Samsung claims the device can handle 200,000 flips, courtesy of foldable glass — which should give it some extra durability. In an offhanded reference to earlier issues, the company noted that the hinge is designed to keep debris out, one of the major downfalls of the first gen Fold, which allowed dust and particles behind the screen, damaging it when users pressed down. The new phone has a kind of brush system inside to keep stuff out.

Obviously we can’t quite speak to durability just yet (though I, for one, am excited to get my hands on the thing), but at $1,380, it’s priced — well, it’s less expensive than the $2,000 Galaxy Fold, at least. That puts it more in line with the new Razr, not to mention, Samsung’s just now introduced Galaxy S20 Ultra.

The Flip will be available on Valentine’s Day.

A Thom Browne Edition, meanwhile, will bring the iconic designer’s touch to the device, which will be highlighted in more detail at a special event tomorrow in New York as part of Fashion Week. 

Xiaomi launches Mi Watch, its $185 Apple Watch clone

Xiaomi,  which competes with Apple for the top position in the wearable market, today made the competition a little more interesting. The Chinese electronics giant has launched its first smartwatch called the Mi Watch that looks strikingly similar to the Apple Watch in its home market.

The Mi Watch, like the Apple Watch, has a square body with a crown and a button. It sports a 1.78-inch AMOLED display (326 ppi) that offers the always-on capability and runs MIUI for Watch, the company’s homegrown wearable operating system based on Google’s Wear OS.

Inside the metal housing — aluminum alloy with a matte finish — are microphones on two sides for recording audio and taking calls, and a loudspeaker on the left to listen to music or incoming calls. The Mi Watch, which comes in one size — 44mm — has a ceramic back, which is where the charging pins and a heart rate sensor are also placed.

The Mi Watch is powered by Qualcomm’s Snapdragon Wear 3100 4G chipset with four Cortex A7 cores clocked at 1.2GHz, coupled with 1GB of RAM and 8GB storage. The company says its first smartwatch supports cellular connectivity (through an eSIM), Wi-Fi, GPS, Bluetooth, and NFC for payments. The Mi Watch should last for 36 hours on a single charge on cellular mode, the company claimed.

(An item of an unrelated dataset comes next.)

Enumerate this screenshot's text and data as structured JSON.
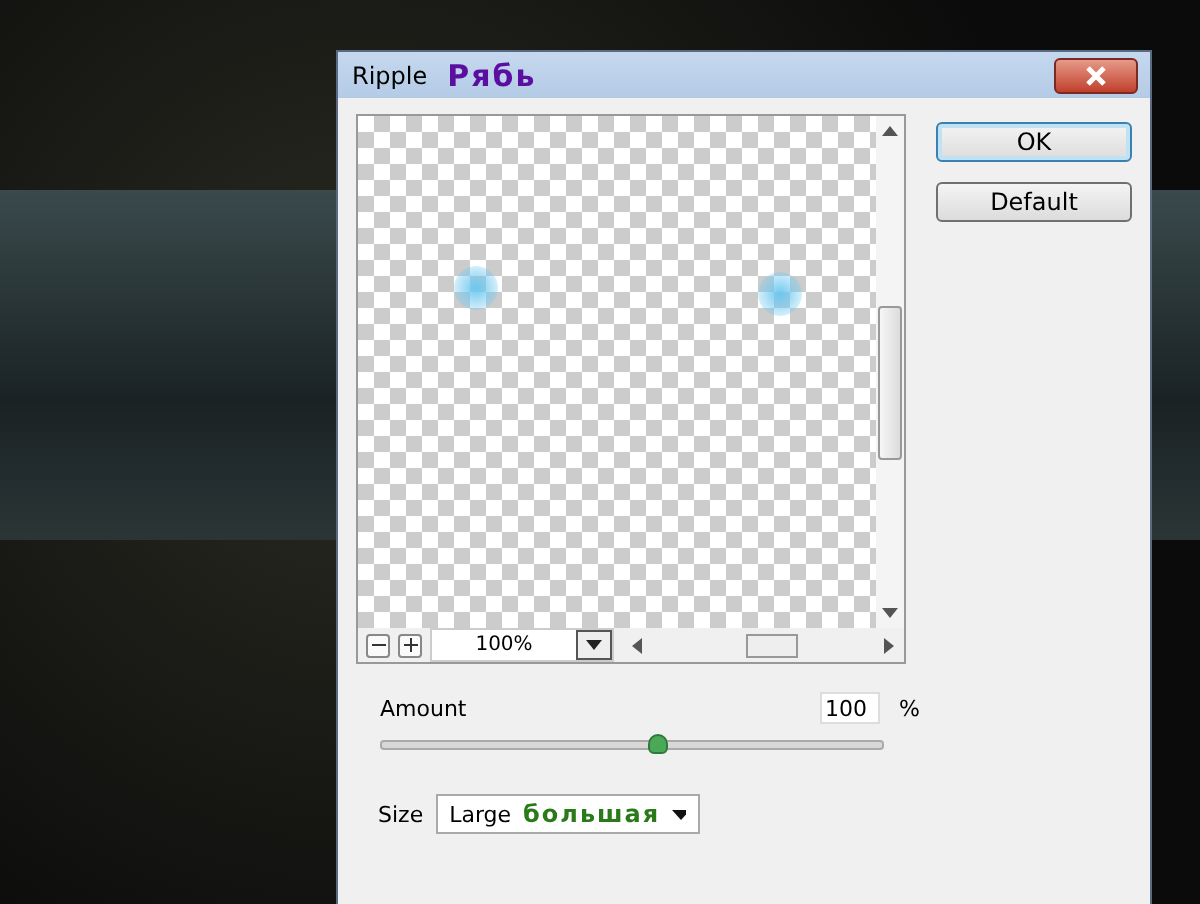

The Mi Watch will also help users track their sleep, performance while swimming, cycling and running, and also measure their heart rate.

Over 40 popular Chinese apps such as TikTok and QQ Messenger are available for the Mi Watch on day one. The company’s own XiaoAI assistant is the default virtual digital assistant on the watch.

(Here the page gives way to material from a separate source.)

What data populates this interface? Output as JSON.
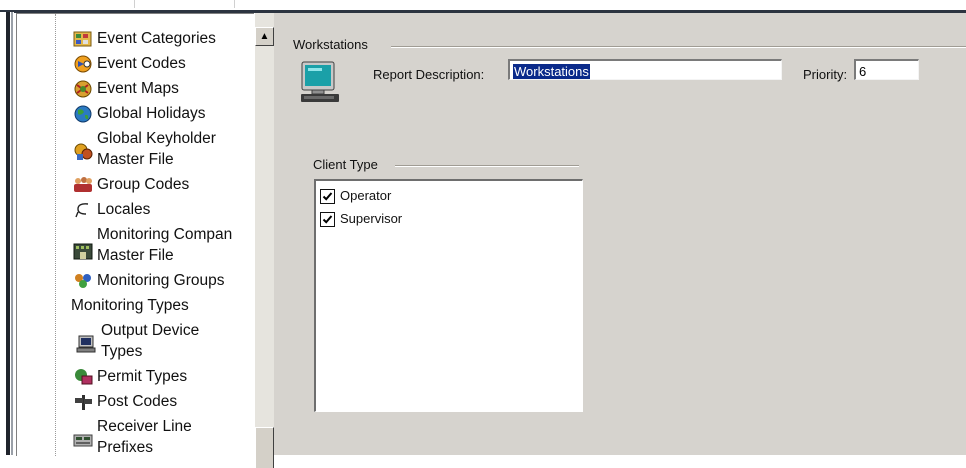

The Mi Watch is priced at CNY 1,299 ($185) and will go on sale in the country next week. There’s no word on international availability just yet, but if the past is any indication, Xiaomi will likely bring the device to India, Singapore, Indonesia and other markets in coming quarters.

The company says a variant of the Mi Watch that sports a sapphire glass and stainless steel will go on sale next month in China. It is priced at CNY 1,999 ($285).

Xiaomi is no stranger to the wearable market. The company’s fitness trackers — that cost under $25 and sport colorful displays and last for weeks on a single charge — are incredibly popular in Asian markets.

This is also not the first time Xiaomi has been accused of taking too much inspiration from Apple. The early smartphones from Xiaomi looked very similar to the iPhones. But in recent years, its products have carried a little more independence and originality. Well, most smartphones — not all. Also this year, the company was accused of cloning Apple’s cartoony Memoji.